■ Problem statement ■
Report the count of lines below in which the string "Date" occurs; include nothing else.

(Items listed in a dataset)
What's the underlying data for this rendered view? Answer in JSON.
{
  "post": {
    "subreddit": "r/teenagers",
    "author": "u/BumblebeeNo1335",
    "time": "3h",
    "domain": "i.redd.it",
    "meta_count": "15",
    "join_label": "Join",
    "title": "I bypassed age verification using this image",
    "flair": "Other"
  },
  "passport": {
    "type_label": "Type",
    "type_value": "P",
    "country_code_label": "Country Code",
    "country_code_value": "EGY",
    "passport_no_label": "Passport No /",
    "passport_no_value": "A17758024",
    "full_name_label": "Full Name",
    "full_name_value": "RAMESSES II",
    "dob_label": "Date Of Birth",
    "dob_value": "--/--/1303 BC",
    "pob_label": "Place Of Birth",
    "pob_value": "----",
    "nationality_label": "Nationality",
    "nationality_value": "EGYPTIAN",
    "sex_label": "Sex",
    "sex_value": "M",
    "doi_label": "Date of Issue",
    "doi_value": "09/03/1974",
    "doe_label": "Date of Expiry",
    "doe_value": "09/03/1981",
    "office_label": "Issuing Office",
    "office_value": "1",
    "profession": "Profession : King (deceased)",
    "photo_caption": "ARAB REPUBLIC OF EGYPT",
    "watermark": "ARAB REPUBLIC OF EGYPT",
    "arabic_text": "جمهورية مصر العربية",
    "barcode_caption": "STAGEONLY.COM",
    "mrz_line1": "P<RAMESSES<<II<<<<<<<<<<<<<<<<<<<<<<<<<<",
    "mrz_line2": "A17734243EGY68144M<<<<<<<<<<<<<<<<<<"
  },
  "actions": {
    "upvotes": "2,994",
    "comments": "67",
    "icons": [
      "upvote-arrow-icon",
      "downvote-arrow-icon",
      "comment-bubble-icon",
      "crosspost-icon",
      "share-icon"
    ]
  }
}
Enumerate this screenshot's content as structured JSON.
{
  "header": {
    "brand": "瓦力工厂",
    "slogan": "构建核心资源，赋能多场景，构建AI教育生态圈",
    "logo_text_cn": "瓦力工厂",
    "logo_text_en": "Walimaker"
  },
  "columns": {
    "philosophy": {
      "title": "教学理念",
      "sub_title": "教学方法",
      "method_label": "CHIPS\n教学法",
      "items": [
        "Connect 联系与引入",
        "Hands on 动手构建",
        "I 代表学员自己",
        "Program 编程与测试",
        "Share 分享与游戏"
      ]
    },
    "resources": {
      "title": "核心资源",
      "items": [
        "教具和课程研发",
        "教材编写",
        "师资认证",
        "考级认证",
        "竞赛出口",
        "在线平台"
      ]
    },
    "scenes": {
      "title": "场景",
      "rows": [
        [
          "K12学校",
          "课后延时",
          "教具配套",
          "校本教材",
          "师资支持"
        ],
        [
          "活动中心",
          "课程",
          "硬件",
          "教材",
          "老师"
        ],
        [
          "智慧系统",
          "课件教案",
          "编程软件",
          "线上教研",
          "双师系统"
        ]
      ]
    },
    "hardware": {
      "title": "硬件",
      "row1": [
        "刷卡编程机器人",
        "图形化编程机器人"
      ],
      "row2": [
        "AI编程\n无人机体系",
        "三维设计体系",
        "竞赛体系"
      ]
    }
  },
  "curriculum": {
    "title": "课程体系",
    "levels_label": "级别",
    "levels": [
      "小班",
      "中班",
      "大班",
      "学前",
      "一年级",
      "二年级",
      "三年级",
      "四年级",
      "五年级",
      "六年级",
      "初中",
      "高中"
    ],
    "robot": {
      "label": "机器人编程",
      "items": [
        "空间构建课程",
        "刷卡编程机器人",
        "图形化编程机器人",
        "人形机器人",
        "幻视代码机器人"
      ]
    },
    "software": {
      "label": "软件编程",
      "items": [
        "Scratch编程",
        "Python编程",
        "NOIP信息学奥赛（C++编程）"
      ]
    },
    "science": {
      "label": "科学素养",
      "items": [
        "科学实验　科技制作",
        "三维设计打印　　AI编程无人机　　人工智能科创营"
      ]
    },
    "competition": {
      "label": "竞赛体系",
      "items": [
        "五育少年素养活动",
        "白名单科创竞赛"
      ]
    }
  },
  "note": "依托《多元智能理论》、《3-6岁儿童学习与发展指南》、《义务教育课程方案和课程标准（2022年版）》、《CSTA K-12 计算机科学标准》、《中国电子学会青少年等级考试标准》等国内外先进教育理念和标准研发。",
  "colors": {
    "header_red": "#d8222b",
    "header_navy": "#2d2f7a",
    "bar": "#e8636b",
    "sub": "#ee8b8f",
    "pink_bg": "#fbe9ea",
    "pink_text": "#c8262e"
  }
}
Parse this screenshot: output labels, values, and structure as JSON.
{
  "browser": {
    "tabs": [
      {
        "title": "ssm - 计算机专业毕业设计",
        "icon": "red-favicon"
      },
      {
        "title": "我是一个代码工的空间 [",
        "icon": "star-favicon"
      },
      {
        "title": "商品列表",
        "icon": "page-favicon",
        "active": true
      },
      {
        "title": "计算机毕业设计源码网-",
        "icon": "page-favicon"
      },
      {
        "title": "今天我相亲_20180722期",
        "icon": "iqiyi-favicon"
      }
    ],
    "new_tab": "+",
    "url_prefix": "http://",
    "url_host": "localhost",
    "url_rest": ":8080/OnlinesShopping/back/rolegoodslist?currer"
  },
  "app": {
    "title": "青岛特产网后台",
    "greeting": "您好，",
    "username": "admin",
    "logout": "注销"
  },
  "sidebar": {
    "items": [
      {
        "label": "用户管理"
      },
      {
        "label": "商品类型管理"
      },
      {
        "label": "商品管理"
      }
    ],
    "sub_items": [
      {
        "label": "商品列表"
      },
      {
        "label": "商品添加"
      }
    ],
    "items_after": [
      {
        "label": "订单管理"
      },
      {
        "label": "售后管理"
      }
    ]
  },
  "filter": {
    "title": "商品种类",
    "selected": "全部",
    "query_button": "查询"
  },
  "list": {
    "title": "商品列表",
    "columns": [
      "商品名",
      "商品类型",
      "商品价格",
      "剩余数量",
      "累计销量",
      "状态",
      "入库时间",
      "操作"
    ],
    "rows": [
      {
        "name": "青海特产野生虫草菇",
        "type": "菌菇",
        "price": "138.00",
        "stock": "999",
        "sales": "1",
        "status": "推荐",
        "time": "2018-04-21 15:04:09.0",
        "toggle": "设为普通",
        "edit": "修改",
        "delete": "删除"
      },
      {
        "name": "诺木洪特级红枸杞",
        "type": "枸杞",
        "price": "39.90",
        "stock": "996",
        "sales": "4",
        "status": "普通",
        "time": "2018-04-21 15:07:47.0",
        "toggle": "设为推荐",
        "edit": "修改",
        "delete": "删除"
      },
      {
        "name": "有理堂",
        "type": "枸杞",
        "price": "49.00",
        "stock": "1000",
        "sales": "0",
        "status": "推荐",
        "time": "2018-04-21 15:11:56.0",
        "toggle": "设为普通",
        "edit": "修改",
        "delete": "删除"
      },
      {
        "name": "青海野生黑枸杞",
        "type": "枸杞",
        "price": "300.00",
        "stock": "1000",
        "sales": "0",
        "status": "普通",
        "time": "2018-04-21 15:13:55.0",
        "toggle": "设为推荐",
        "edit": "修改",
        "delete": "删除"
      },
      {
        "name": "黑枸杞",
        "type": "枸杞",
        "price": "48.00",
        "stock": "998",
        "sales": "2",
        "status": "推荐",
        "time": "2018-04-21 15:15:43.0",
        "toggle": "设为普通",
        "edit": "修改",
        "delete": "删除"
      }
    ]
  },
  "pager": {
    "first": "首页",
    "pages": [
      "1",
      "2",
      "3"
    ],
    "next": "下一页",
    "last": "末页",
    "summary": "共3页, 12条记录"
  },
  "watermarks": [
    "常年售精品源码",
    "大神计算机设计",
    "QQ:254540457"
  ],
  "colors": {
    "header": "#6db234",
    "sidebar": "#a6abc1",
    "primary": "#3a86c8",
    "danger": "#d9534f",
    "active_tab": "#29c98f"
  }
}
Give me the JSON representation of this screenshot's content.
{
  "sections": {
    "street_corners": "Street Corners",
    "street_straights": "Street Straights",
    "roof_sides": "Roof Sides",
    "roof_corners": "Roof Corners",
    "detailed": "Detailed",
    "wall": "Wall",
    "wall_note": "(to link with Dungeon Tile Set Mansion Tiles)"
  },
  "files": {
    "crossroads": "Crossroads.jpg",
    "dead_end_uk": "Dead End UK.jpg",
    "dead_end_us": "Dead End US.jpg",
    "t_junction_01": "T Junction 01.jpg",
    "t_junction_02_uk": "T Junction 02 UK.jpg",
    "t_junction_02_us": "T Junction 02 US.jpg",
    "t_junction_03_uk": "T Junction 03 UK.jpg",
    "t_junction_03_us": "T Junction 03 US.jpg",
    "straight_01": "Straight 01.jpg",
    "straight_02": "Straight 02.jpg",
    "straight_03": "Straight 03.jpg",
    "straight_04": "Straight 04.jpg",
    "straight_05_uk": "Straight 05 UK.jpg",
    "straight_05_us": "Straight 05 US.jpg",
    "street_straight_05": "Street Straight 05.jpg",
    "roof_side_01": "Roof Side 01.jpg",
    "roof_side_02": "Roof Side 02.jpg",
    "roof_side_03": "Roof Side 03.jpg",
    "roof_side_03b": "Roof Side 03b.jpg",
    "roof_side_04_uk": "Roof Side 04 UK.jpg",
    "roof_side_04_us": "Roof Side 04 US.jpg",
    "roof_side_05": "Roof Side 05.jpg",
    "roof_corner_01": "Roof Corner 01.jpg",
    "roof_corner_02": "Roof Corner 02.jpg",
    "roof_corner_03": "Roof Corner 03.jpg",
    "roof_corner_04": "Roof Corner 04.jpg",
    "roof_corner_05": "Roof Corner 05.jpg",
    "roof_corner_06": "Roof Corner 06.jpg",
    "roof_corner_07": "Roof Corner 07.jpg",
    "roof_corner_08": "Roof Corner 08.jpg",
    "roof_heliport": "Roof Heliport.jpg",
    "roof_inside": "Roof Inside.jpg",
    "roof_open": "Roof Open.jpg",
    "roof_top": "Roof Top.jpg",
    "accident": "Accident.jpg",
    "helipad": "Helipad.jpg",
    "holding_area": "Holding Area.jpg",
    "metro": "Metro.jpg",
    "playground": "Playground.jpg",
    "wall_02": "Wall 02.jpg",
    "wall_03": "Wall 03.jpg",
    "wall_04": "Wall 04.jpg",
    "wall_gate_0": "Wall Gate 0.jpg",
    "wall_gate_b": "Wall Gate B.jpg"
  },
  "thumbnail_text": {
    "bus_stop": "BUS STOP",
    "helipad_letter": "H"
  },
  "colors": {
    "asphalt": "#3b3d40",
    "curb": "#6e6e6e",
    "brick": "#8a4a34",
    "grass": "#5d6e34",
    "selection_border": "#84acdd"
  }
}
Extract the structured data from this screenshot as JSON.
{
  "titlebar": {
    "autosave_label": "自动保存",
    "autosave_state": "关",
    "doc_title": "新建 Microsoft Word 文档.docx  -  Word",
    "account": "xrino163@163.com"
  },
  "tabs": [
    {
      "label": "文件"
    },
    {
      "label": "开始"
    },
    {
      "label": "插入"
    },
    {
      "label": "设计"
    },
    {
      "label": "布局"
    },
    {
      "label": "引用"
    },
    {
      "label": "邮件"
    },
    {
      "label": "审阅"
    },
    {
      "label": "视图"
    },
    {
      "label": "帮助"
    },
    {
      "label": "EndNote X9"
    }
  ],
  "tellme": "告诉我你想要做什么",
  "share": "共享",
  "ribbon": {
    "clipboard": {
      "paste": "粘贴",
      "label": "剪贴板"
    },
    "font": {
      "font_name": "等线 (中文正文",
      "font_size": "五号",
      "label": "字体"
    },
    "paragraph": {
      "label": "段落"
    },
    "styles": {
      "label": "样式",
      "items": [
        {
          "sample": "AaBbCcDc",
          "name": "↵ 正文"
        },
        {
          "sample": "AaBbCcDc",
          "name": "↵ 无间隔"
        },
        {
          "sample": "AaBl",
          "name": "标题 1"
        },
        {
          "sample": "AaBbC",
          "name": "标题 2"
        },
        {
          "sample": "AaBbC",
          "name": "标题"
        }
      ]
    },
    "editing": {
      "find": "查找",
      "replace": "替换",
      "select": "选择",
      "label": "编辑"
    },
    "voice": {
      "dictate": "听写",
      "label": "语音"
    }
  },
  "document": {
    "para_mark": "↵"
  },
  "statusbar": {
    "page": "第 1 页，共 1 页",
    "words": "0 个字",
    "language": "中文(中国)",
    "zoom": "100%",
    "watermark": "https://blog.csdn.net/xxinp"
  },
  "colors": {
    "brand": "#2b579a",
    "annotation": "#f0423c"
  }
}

■ Task answer ■
3